# [Available data]
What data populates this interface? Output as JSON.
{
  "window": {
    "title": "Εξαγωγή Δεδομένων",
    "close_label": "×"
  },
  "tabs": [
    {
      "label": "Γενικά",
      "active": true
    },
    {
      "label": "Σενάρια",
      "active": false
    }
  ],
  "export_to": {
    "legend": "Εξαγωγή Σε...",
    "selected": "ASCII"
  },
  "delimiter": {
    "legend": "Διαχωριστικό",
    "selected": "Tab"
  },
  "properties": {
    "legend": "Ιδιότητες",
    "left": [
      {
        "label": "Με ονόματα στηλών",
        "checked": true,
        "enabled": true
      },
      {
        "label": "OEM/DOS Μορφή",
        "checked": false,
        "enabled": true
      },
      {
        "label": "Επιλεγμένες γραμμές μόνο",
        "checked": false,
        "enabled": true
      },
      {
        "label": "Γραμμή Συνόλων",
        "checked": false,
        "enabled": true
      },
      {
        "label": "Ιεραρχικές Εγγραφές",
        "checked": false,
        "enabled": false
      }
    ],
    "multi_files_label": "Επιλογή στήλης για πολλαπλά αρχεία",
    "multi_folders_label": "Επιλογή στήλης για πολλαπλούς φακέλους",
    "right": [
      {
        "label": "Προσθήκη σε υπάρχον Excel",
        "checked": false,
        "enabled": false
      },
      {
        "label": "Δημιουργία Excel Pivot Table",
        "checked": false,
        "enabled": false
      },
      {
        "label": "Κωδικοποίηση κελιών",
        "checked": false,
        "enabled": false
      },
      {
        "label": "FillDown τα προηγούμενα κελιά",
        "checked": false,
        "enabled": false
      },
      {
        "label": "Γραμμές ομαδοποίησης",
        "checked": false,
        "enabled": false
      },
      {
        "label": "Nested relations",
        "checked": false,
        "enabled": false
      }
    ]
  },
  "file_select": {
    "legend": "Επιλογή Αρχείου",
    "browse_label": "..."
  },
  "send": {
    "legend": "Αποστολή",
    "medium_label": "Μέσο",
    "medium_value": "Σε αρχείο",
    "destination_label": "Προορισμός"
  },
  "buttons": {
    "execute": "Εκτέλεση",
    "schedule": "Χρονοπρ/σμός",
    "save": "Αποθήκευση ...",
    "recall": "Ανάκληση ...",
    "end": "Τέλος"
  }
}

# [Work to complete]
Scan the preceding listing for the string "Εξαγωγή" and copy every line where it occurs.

# [Output below]
    "title": "Εξαγωγή Δεδομένων",
    "legend": "Εξαγωγή Σε...",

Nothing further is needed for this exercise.